lol, all right, let nobody say that Equinox never admits when he's wrong. Page is very acceptable now, thanks @Ioaxxere:. I am usually pretty "conservative" about deleting these things, but we did have someone who was creating a lot of bullshit... oh well... thanks! Equinox 08:54, 21 September 2023 (UTC)Reply[reply]

Million Edit

Yo. You hit the million mark. Well done, and all that Jewle V (talk) 22:04, 18 September 2023 (UTC)Reply[reply]

Wow. DCDuring (talk) 03:28, 19 September 2023 (UTC)Reply[reply]
EXTREMELY BASED, TY Equinox 01:40, 21 September 2023 (UTC)Reply[reply]
Don't forget to collect your free WMF sticker. Jberkel 09:10, 21 September 2023 (UTC)Reply[reply]
In the year 2025 it was discovered that I once said a toxic thing, so they had to delete all my edits, and English Wiktionary dropped from 100,000 to 4 entries. Equinox 09:38, 21 September 2023 (UTC)Reply[reply]
P.S. I love saying toxic things. Equinox 09:38, 21 September 2023 (UTC)Reply[reply]

diff Edit

I know, but the blank line is automatically generated whenever I edit that section. I’m literally helpless. That happens maybe because I edit on mobile. ·~ dictátor·mundꟾ 17:15, 25 September 2023 (UTC)Reply[reply]

@Inqilābī: Interesting. But I have no sympathy :D ... I suggest that you nag people on WT:GP and/or the "Phabricator" bug-reporting system. They usually get things fixed in about eight years. Equinox 20:55, 25 September 2023 (UTC)Reply[reply]
I sometimes wonder how many people have died waiting for their bugs to get fixed or even triaged… Submit them while you're still young. Jberkel 21:24, 25 September 2023 (UTC)Reply[reply]
Once I stupidly suggested to the Firefox browser team that their browser should obey my OS-level settings regarding "reduced motion" (i.e. don't make the menus fly and bounce around — just make them appear in their final position), and some dork argued that "it doesn't really mean reduced motion, it means blah blah blah", and I don't think they ever made the change. In any case I got 100 e-mails about it. Use a junk account. Equinox 21:26, 25 September 2023 (UTC)Reply[reply]

Review Request Edit

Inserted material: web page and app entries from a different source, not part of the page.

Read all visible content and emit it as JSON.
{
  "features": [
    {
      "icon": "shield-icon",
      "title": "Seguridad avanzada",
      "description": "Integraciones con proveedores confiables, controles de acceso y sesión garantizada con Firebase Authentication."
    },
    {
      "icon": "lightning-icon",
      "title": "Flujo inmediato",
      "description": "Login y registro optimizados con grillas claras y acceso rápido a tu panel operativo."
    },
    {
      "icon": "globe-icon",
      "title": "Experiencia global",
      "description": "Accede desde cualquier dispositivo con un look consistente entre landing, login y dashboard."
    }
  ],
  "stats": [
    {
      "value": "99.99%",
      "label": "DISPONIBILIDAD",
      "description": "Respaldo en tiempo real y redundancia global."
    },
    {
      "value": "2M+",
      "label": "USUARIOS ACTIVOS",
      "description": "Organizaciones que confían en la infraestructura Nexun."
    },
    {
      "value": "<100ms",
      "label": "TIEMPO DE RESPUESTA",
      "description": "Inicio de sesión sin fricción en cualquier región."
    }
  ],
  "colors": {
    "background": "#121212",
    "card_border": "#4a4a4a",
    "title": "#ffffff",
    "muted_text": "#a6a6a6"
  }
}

Hello, I don't know if you or someone else would be interested, but I would like someone who doesn't speak Mandarin to review Category:English terms derived from Tongyong Pinyin and see what problems exist. I want to do this because I think the current 72 entries are relatively well-cited, mostly or all meet WT:ATTEST and now I want to do the rest of the words that are out there. Thanks for any guidance on how I could get this series of words reviewed. Once reviewed, there are probably at least a hundred more of these words out there, and it will make it simplier/more standard/etc if I do something like this now. --Geographyinitiative (talk) 11:40, 26 September 2023 (UTC)Reply[reply]